EXERCISE DETAILS: The records appear below. Copy each one exactly.

── INPUT

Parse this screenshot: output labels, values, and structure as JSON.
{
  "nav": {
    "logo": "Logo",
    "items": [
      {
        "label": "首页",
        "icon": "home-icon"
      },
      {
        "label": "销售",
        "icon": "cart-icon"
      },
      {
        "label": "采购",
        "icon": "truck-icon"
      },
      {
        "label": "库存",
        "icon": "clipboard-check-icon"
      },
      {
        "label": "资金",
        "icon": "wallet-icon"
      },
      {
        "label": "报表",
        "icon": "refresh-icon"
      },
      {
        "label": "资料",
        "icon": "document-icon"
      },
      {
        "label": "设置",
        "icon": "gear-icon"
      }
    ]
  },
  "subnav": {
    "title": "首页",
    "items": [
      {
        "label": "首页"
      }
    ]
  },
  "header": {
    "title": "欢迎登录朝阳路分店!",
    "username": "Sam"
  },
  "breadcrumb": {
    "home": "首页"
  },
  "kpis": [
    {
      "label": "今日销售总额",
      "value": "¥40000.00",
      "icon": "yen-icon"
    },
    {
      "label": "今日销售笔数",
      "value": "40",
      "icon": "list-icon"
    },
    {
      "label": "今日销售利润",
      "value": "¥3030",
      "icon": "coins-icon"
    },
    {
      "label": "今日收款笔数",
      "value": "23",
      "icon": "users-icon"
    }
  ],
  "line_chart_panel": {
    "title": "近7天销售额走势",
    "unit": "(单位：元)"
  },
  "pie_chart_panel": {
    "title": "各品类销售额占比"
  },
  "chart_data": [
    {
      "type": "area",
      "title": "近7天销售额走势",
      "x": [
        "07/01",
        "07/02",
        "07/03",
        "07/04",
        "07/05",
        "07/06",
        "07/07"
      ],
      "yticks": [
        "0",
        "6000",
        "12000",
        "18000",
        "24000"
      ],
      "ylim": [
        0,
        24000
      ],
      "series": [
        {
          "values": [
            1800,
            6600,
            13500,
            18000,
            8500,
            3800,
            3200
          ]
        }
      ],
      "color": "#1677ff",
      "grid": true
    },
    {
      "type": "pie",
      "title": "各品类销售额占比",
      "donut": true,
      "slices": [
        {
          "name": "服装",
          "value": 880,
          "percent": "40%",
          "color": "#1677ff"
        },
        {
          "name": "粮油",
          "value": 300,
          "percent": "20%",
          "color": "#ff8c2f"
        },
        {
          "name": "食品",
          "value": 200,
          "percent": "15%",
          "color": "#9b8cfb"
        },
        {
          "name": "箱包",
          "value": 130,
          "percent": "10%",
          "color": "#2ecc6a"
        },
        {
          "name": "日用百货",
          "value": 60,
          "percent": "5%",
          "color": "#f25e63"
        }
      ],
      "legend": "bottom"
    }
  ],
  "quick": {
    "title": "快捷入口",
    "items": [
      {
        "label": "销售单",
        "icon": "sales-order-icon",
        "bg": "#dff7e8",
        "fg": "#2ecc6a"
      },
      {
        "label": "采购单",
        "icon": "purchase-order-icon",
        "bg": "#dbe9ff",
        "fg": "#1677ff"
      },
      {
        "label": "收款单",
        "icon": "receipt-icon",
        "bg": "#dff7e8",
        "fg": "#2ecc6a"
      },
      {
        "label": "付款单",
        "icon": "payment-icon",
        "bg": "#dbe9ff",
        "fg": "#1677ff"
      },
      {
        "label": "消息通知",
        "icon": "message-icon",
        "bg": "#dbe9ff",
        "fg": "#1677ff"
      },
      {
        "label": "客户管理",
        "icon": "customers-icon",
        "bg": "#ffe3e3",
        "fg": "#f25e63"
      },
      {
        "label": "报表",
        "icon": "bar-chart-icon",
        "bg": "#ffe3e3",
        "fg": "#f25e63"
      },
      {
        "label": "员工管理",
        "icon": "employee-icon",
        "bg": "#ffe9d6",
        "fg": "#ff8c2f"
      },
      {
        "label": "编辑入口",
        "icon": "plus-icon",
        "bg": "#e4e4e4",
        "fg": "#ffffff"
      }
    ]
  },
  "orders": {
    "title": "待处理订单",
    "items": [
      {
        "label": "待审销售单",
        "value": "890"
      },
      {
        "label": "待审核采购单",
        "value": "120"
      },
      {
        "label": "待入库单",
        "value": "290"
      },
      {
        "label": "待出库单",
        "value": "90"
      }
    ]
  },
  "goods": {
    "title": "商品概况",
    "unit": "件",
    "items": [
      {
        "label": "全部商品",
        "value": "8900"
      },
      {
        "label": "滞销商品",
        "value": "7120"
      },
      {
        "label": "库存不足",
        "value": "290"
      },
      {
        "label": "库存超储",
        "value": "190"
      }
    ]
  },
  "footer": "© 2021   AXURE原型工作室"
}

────

OUTPUT BELOW:
Parse this screenshot: output labels, values, and structure as JSON.
{
  "nav": {
    "logo": "Logo",
    "items": [
      {
        "label": "首页",
        "icon": "home-icon"
      },
      {
        "label": "销售",
        "icon": "cart-icon"
      },
      {
        "label": "采购",
        "icon": "truck-icon"
      },
      {
        "label": "库存",
        "icon": "clipboard-check-icon"
      },
      {
        "label": "资金",
        "icon": "wallet-icon"
      },
      {
        "label": "报表",
        "icon": "refresh-icon"
      },
      {
        "label": "资料",
        "icon": "document-icon"
      },
      {
        "label": "设置",
        "icon": "gear-icon"
      }
    ]
  },
  "subnav": {
    "title": "首页",
    "items": [
      {
        "label": "首页"
      }
    ]
  },
  "header": {
    "title": "欢迎登录朝阳路分店!",
    "username": "Sam"
  },
  "breadcrumb": {
    "home": "首页"
  },
  "kpis": [
    {
      "label": "今日销售总额",
      "value": "¥40000.00",
      "icon": "yen-icon"
    },
    {
      "label": "今日销售笔数",
      "value": "40",
      "icon": "list-icon"
    },
    {
      "label": "今日销售利润",
      "value": "¥3030",
      "icon": "coins-icon"
    },
    {
      "label": "今日收款笔数",
      "value": "23",
      "icon": "users-icon"
    }
  ],
  "line_chart_panel": {
    "title": "近7天销售额走势",
    "unit": "(单位：元)"
  },
  "pie_chart_panel": {
    "title": "各品类销售额占比"
  },
  "chart_data": [
    {
      "type": "area",
      "title": "近7天销售额走势",
      "x": [
        "07/01",
        "07/02",
        "07/03",
        "07/04",
        "07/05",
        "07/06",
        "07/07"
      ],
      "yticks": [
        "0",
        "6000",
        "12000",
        "18000",
        "24000"
      ],
      "ylim": [
        0,
        24000
      ],
      "series": [
        {
          "values": [
            1800,
            6600,
            13500,
            18000,
            8500,
            3800,
            3200
          ]
        }
      ],
      "color": "#1677ff",
      "grid": true
    },
    {
      "type": "pie",
      "title": "各品类销售额占比",
      "donut": true,
      "slices": [
        {
          "name": "服装",
          "value": 880,
          "percent": "40%",
          "color": "#1677ff"
        },
        {
          "name": "粮油",
          "value": 300,
          "percent": "20%",
          "color": "#ff8c2f"
        },
        {
          "name": "食品",
          "value": 200,
          "percent": "15%",
          "color": "#9b8cfb"
        },
        {
          "name": "箱包",
          "value": 130,
          "percent": "10%",
          "color": "#2ecc6a"
        },
        {
          "name": "日用百货",
          "value": 60,
          "percent": "5%",
          "color": "#f25e63"
        }
      ],
      "legend": "bottom"
    }
  ],
  "quick": {
    "title": "快捷入口",
    "items": [
      {
        "label": "销售单",
        "icon": "sales-order-icon",
        "bg": "#dff7e8",
        "fg": "#2ecc6a"
      },
      {
        "label": "采购单",
        "icon": "purchase-order-icon",
        "bg": "#dbe9ff",
        "fg": "#1677ff"
      },
      {
        "label": "收款单",
        "icon": "receipt-icon",
        "bg": "#dff7e8",
        "fg": "#2ecc6a"
      },
      {
        "label": "付款单",
        "icon": "payment-icon",
        "bg": "#dbe9ff",
        "fg": "#1677ff"
      },
      {
        "label": "消息通知",
        "icon": "message-icon",
        "bg": "#dbe9ff",
        "fg": "#1677ff"
      },
      {
        "label": "客户管理",
        "icon": "customers-icon",
        "bg": "#ffe3e3",
        "fg": "#f25e63"
      },
      {
        "label": "报表",
        "icon": "bar-chart-icon",
        "bg": "#ffe3e3",
        "fg": "#f25e63"
      },
      {
        "label": "员工管理",
        "icon": "employee-icon",
        "bg": "#ffe9d6",
        "fg": "#ff8c2f"
      },
      {
        "label": "编辑入口",
        "icon": "plus-icon",
        "bg": "#e4e4e4",
        "fg": "#ffffff"
      }
    ]
  },
  "orders": {
    "title": "待处理订单",
    "items": [
      {
        "label": "待审销售单",
        "value": "890"
      },
      {
        "label": "待审核采购单",
        "value": "120"
      },
      {
        "label": "待入库单",
        "value": "290"
      },
      {
        "label": "待出库单",
        "value": "90"
      }
    ]
  },
  "goods": {
    "title": "商品概况",
    "unit": "件",
    "items": [
      {
        "label": "全部商品",
        "value": "8900"
      },
      {
        "label": "滞销商品",
        "value": "7120"
      },
      {
        "label": "库存不足",
        "value": "290"
      },
      {
        "label": "库存超储",
        "value": "190"
      }
    ]
  },
  "footer": "© 2021   AXURE原型工作室"
}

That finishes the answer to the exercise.